(Dataset rows for apps and sites)
»»

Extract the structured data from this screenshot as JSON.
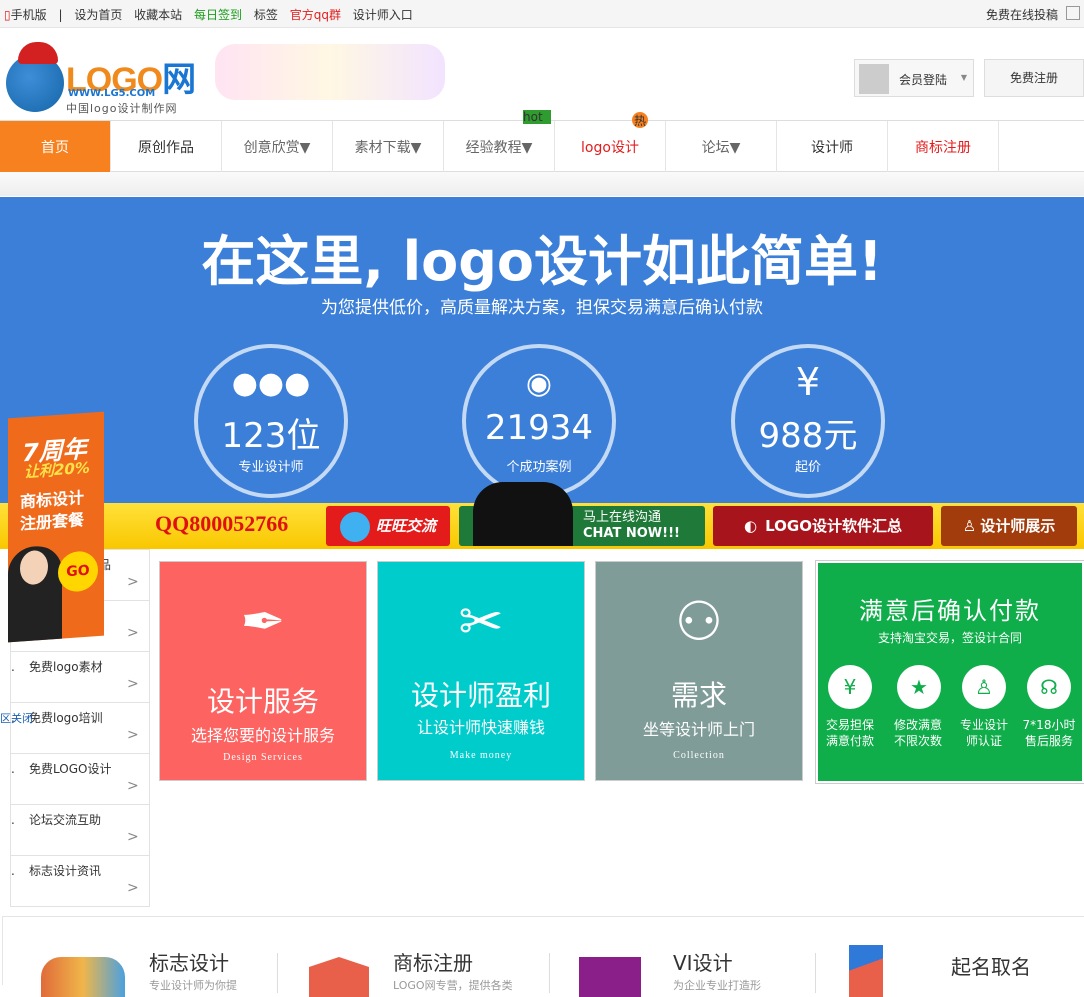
{
  "topbar": {
    "mobile": "手机版",
    "set_home": "设为首页",
    "bookmark": "收藏本站",
    "daily_sign": "每日签到",
    "tags": "标签",
    "qq_group": "官方qq群",
    "designer_entry": "设计师入口",
    "free_post": "免费在线投稿",
    "colors": {
      "green": "#1b9e1b",
      "red": "#e41c1c"
    }
  },
  "header": {
    "logo_text": "LOGO",
    "logo_text_suffix": "网",
    "logo_url": "WWW.LG5.COM",
    "logo_tagline": "中国logo设计制作网",
    "member_login": "会员登陆",
    "free_register": "免费注册"
  },
  "nav": {
    "items": [
      {
        "label": "首页"
      },
      {
        "label": "原创作品"
      },
      {
        "label": "创意欣赏▼"
      },
      {
        "label": "素材下载▼"
      },
      {
        "label": "经验教程▼"
      },
      {
        "label": "logo设计"
      },
      {
        "label": "论坛▼"
      },
      {
        "label": "设计师"
      },
      {
        "label": "商标注册"
      }
    ],
    "hot_tag": "hot",
    "hot_tag2": "热",
    "accent": "#f7811f"
  },
  "hero": {
    "title": "在这里, logo设计如此简单!",
    "subtitle": "为您提供低价，高质量解决方案，担保交易满意后确认付款",
    "stats": [
      {
        "icon": "users-icon",
        "value": "123位",
        "label": "专业设计师"
      },
      {
        "icon": "chat-bubble-icon",
        "value": "21934",
        "label": "个成功案例"
      },
      {
        "icon": "yen-icon",
        "value": "988元",
        "label": "起价"
      }
    ]
  },
  "yellow_bar": {
    "qq_number": "800052766",
    "wangwang": "旺旺交流",
    "online_chat_1": "马上在线沟通",
    "online_chat_2": "CHAT NOW!!!",
    "software": "LOGO设计软件汇总",
    "designer_show": "设计师展示"
  },
  "promo": {
    "line1": "7周年",
    "line2": "让利20%",
    "line3": "商标设计",
    "line4": "注册套餐",
    "go": "GO",
    "close": "关闭"
  },
  "sidebar": {
    "items": [
      {
        "label": "品"
      },
      {
        "label": ""
      },
      {
        "label": "免费logo素材"
      },
      {
        "label": "免费logo培训"
      },
      {
        "label": "免费LOGO设计"
      },
      {
        "label": "论坛交流互助"
      },
      {
        "label": "标志设计资讯"
      }
    ],
    "arrow": ">"
  },
  "cards": [
    {
      "title": "设计服务",
      "subtitle": "选择您要的设计服务",
      "en": "Design Services",
      "color": "#fd6360"
    },
    {
      "title": "设计师盈利",
      "subtitle": "让设计师快速赚钱",
      "en": "Make money",
      "color": "#00cccc"
    },
    {
      "title": "需求",
      "subtitle": "坐等设计师上门",
      "en": "Collection",
      "color": "#7f9c98"
    }
  ],
  "green_card": {
    "title": "满意后确认付款",
    "subtitle": "支持淘宝交易，签设计合同",
    "features": [
      {
        "icon": "yen-shield-icon",
        "line1": "交易担保",
        "line2": "满意付款"
      },
      {
        "icon": "star-badge-icon",
        "line1": "修改满意",
        "line2": "不限次数"
      },
      {
        "icon": "user-verify-icon",
        "line1": "专业设计",
        "line2": "师认证"
      },
      {
        "icon": "headset-icon",
        "line1": "7*18小时",
        "line2": "售后服务"
      }
    ],
    "color": "#0fae4a"
  },
  "bottom": {
    "items": [
      {
        "title": "标志设计",
        "desc": "专业设计师为你提"
      },
      {
        "title": "商标注册",
        "desc": "LOGO网专营，提供各类"
      },
      {
        "title": "VI设计",
        "desc": "为企业专业打造形"
      },
      {
        "title": "起名取名",
        "desc": ""
      }
    ]
  }
}
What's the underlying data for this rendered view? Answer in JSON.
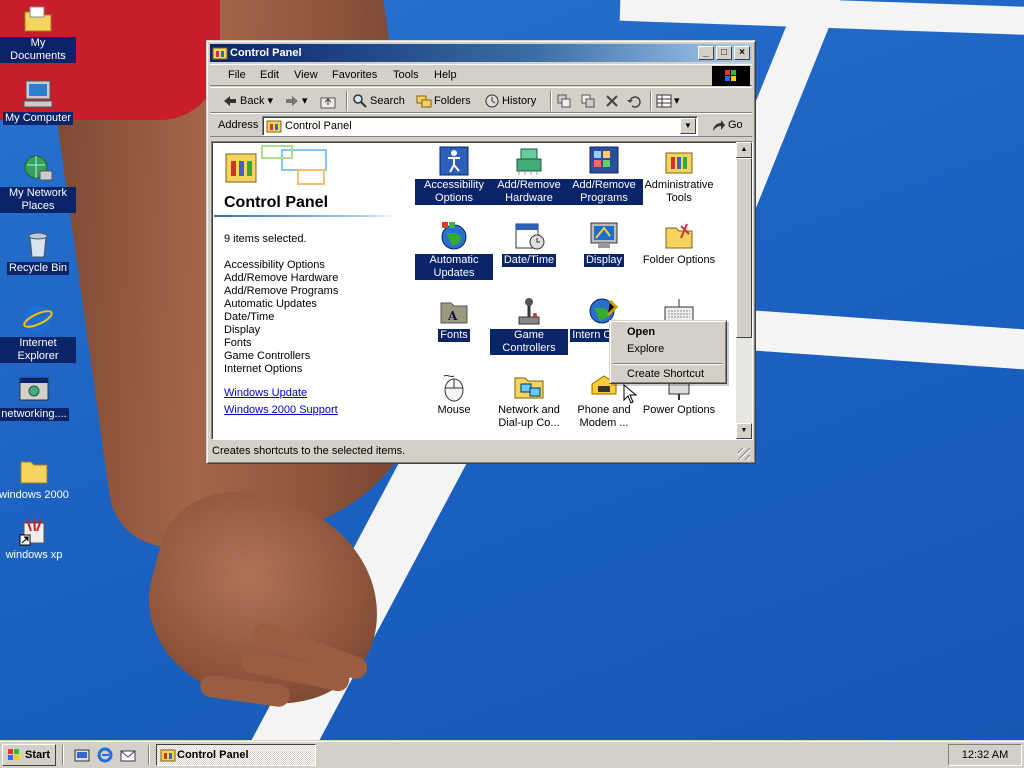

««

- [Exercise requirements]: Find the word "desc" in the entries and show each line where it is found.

- [Task answer]:
        "desc": "专业设计师为你提"
        "desc": "LOGO网专营，提供各类"
        "desc": "为企业专业打造形"
        "desc": ""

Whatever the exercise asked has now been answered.